Encyclopedia of Shinto
詳細表示 (Complete Article)
|カテゴリー1：||8. Schools, Groups, and Personalities|
|カテゴリー2：||Modern Sectarian Groups|
A Shinto-derived new religion founded by Masai Yoshimitsu (1907-1970), and known for its claim to be related to the tradition of "ancient Shinto" (Koshintō) disseminated by Hirata Atsutane. It was Miyaji Suii (also known as Kakiwa, 1852-1904) who established a system of divine laws, techniques, and magical spells as a unique form of spiritual study based on Atsutane's Shingaku (theological studies). Masai Yoshimitsu imbibed the influence of Miyaji's teaching and used it to organize a new movement, the Koshintō Senpōkyō. Born in Osaka, Yoshimitsu had, since the latter part of his twenties, devoted himself to the study of Shinto. Lamenting that the Japanese people had reached an extremely demoralized state due to defeat in the war, he felt compelled to spread correct religious faith to them through the spirit of ancient Shinto. In 1946 he set up an organization called Ubusuna Kyōkai (lit., "tutelary deity church") in Osaka and in the following year he established the Naniwa Reigaku Kenkyūjo (Naniwa Spirit Studies Research Center), which focused on reading Shinto scriptures and on studying Shinto techniques and practices.

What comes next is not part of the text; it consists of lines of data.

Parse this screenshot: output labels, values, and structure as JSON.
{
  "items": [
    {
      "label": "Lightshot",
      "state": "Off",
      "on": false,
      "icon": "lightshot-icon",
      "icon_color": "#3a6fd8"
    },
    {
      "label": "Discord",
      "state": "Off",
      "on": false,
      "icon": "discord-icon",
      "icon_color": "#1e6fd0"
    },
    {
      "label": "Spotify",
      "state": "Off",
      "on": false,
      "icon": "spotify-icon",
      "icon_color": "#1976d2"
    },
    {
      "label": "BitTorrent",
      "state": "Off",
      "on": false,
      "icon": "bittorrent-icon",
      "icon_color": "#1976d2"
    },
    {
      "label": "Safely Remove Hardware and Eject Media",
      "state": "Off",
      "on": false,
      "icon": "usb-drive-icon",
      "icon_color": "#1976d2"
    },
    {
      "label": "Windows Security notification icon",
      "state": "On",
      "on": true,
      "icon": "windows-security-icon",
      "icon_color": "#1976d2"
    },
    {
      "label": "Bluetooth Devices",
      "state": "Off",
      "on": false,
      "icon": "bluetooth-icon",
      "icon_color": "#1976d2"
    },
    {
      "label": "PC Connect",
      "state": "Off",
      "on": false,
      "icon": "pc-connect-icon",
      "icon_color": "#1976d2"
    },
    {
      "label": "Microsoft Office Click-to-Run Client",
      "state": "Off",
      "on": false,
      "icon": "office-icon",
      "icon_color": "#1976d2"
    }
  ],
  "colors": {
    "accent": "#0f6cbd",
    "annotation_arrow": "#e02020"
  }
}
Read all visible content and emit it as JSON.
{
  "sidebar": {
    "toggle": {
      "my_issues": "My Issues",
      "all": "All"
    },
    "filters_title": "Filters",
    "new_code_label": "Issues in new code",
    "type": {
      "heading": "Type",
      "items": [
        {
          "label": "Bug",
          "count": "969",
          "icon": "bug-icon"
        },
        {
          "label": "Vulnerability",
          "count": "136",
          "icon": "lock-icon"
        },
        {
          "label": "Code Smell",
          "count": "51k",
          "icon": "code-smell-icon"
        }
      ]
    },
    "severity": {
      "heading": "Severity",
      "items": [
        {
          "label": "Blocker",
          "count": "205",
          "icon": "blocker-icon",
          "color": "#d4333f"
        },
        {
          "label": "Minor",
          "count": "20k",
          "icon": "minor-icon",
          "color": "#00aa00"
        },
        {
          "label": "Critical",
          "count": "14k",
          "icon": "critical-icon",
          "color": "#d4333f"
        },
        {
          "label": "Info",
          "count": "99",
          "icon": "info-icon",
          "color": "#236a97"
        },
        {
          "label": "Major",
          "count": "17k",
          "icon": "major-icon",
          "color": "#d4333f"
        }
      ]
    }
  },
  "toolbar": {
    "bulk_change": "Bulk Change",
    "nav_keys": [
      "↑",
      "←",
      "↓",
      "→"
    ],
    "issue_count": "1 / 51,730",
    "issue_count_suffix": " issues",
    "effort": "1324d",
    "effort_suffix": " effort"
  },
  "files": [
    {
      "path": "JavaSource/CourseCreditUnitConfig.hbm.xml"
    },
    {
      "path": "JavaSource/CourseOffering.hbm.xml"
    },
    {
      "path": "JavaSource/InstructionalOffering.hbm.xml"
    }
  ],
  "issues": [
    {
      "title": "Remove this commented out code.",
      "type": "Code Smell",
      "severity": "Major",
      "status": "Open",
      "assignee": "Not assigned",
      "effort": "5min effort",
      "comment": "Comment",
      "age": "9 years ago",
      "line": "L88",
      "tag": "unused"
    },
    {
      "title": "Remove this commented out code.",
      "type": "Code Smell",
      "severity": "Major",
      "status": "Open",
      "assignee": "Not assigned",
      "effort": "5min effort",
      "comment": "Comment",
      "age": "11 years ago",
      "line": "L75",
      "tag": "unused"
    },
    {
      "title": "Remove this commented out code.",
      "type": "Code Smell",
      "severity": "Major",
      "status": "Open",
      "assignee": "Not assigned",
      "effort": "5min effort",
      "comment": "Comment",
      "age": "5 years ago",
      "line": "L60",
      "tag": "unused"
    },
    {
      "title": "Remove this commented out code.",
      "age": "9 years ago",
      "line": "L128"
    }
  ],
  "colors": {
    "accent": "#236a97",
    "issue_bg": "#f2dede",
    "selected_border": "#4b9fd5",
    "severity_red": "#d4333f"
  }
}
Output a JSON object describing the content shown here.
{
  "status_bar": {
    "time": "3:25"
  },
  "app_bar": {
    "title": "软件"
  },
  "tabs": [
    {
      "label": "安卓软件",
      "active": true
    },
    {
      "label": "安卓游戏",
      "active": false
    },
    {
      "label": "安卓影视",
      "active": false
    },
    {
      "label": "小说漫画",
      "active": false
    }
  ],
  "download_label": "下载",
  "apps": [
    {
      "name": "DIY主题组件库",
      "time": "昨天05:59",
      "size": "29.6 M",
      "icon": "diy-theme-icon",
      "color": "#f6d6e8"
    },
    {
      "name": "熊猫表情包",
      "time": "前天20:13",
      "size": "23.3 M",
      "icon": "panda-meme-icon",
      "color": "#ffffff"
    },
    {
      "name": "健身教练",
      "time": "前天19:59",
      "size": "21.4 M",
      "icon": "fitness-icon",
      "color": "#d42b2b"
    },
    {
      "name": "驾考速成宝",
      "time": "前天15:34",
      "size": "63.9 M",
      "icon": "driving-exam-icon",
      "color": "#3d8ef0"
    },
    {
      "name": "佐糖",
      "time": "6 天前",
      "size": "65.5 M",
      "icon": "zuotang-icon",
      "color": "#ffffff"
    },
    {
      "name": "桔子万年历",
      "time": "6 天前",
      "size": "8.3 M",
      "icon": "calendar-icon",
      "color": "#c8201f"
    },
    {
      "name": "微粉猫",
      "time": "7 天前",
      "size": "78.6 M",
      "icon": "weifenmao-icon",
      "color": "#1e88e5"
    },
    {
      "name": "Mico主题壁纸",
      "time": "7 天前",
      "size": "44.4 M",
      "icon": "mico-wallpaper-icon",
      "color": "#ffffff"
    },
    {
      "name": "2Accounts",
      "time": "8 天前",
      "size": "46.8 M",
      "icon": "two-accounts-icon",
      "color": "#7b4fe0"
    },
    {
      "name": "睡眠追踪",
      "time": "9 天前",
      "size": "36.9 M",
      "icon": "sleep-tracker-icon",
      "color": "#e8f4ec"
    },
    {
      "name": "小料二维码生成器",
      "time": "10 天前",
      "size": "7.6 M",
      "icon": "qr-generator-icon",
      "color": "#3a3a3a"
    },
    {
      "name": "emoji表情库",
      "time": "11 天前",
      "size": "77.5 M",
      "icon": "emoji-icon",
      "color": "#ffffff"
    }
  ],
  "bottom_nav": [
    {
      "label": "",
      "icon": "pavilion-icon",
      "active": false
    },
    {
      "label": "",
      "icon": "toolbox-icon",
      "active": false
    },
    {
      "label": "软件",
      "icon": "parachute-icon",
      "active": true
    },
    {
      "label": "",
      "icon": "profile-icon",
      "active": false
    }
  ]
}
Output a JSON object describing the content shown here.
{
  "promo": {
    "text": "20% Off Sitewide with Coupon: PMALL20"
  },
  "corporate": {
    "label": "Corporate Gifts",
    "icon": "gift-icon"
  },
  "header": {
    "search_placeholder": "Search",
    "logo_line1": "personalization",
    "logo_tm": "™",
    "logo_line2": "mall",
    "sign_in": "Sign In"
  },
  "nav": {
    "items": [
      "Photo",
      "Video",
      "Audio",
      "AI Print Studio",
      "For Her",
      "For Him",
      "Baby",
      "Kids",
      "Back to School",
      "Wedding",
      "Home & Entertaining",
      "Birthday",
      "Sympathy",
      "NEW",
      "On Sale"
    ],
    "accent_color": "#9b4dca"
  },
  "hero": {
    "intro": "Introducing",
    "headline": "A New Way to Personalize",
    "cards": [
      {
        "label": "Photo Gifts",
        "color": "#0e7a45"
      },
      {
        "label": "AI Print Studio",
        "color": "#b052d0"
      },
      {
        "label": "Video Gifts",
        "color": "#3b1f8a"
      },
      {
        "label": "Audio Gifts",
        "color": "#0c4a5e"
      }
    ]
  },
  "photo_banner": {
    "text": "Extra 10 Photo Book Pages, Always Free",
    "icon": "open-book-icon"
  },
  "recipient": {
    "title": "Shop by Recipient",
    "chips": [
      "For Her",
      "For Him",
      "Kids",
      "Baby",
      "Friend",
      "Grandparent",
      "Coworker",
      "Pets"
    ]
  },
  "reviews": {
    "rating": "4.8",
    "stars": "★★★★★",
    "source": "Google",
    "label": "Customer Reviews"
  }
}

In 1949 this movement was registered as an independent religious body under the Religious Corporations Ordinance (Shūkyō Hōjinrei) with the name Shintō Senpōkyō, and in 1953 was registered as such under the Religious Corporations Law (Shūkyō Hōjinhō). In 1971 the movement took on its current name. In 1970 Masai Yoshimitsu died and Masai Yoshikata (1943-) succeeded to his spiritual lineage. Yoshikata had begun to assist his father immediately after graduating from Kōgakkan University and had taken on responsibility for the movement's activities. Afterwards he focused on providing followers with teaching and guidance about the world of immortals (shinsenkai) and the ghostly world (yōmeikai), and about a writing system ostensibly passed down from the era of the gods (kamiyomoji), and about various magical spell techniques. Apart from Kojiki and Nihon Shoki, the movement adopts as scriptures the writings of the kokugaku (national learning) scholars, and of Miyaji Suii. It also emphasizes worship of the kami and veneration of ancestors, and conducts rituals in what it considers to be a pure Shinto style.
Headquarters: Osaka Prefecture
Nominal membership: Approximately 23, 000 (M)
— Inoue Nobutaka